1:00 – 2:00 pm~ Drink the “standard” 5 cups of coffee ceremony because as my landlady states “Carla you get more because you really like coffee” I’m sure it’s just because she makes too much and I’m willing to drink it, but I guess it’s true. These 5 small cups plus my two normal glasses of coffee in the morning to get out of bed are really going to do me in sometime. Too much caffeine. With coffee comes the news with me trying my hardest to listen along in Amharic… not being too far off half the time. When the train crashes happened in Spain I was listening to the story and in the first few seconds I met my demise. Babur.. what the hell does babur mean? They keep talking about a train crash but what does babur mean? DUH Carla… Babur means train. Idiot. After the news we change it to Ethiopian music videos and stories from the 5 and 6 year olds who are filling us in with the latest neighborhood drama.
2:00 – 4:00 pm~ Cook and eat lunch and try to get some “secondary” work done in my house. Lately it’s been job searching or working on a video about our summer camp, but it really varies. I’ve got to be honest though, sometimes I just watch hours of 24 the TV show.
4:00 – 7:00 pm~ Dinner! Ya, sometimes it does take me the full 3 hours to cook something. Otherwise I’m just messing around in my house and intermittently signing online and talking to family as they get ready in the morning for work.

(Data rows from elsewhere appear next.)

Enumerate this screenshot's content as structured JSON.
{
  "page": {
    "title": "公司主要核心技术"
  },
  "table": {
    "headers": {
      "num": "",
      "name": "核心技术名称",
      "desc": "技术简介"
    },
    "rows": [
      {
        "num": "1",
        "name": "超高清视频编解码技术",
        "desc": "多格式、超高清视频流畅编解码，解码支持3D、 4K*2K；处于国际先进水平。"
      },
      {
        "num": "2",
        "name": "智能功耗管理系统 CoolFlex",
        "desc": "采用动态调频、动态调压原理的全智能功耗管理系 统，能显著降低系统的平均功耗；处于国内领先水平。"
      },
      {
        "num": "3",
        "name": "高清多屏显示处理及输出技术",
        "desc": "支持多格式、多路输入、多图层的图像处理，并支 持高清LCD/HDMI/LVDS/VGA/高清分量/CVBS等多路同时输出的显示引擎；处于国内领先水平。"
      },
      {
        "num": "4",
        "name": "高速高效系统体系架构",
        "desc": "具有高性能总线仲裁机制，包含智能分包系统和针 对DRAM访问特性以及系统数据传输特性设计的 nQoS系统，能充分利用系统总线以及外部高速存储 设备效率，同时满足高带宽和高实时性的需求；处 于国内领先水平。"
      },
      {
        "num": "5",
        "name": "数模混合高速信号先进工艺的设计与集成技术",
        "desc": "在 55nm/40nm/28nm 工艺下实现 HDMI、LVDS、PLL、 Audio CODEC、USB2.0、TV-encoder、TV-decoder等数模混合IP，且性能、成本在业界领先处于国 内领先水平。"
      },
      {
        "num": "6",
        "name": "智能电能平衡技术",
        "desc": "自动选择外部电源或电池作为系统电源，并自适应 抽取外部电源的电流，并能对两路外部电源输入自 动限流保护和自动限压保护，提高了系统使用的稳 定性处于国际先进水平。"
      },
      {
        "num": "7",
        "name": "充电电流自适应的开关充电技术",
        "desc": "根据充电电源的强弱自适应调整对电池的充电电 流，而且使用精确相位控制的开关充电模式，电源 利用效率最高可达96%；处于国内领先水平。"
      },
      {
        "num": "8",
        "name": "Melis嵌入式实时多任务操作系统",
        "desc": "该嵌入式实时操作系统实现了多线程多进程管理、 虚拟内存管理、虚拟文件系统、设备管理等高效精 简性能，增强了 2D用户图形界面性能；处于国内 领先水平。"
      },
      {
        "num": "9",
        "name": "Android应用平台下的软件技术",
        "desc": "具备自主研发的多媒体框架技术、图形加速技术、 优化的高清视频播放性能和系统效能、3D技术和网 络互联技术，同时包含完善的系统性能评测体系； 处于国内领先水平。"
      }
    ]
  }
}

7:00 – 9:00pm ~ This is when I either read or watch some movies while constantly checking my watch to see if it’s an acceptable time to go to bed.
9:00pm ~ Curl up in my sleeping bag for the 400th time and go to sleep.
But Carla you only worked for 3 hours that day… Yup. Tough life I know. I do want you guys to know though that the my “job” is only 1/3 of my actual job here in Ethiopia. The other 2/3s consist of me learning and telling you guys about Ethiopian culture, as well as teaching them about my own. Obviously not every day is the same. Thursdays I go to market, Saturdays I spend a lot of time with my compound family doing chores and helping with anything I can.
Looking through this schedule you can tell I spend quite a bit of time by myself. This has allowed me time to think, like really think. If I could schedule in daydreaming I’m sure that would take up most of my time but I’ve also started to try to tackle some major questions. “You’ve lived in Ethiopia for 2 years, was it worth it?” “What are you going to do when you get back to America?” “You’ve changed a lot, how will you feel going back to America?” “Which would win in a fight, grizzly bear or lion?” (I’ve pondered the answer to that one for a while coming up with a grizzly bear winning). “Why does Korem get such extreme weather?” Anyone actually wondering the reason I’ve come up with I’d be happy to share.
So there you have it ladies and gentlemen. That’s how I pass the time here in Ethiopia, feeding my caffeine addiction, gossiping with 5 year olds, pondering my future, and while I may not enjoy every moment, that’s life. I challenge any of you to ask yourself, do you enjoy every moment? Is sitting in traffic ‘awesome’ and ‘enthralling’? That’s exactly how I feel with my time here. Overall? Ya I love it here, but that doesn’t go without the boring and challenging parts.
Well, catch ya later guys I’m now well within my 3 hour dinner block and nothing is on the stove.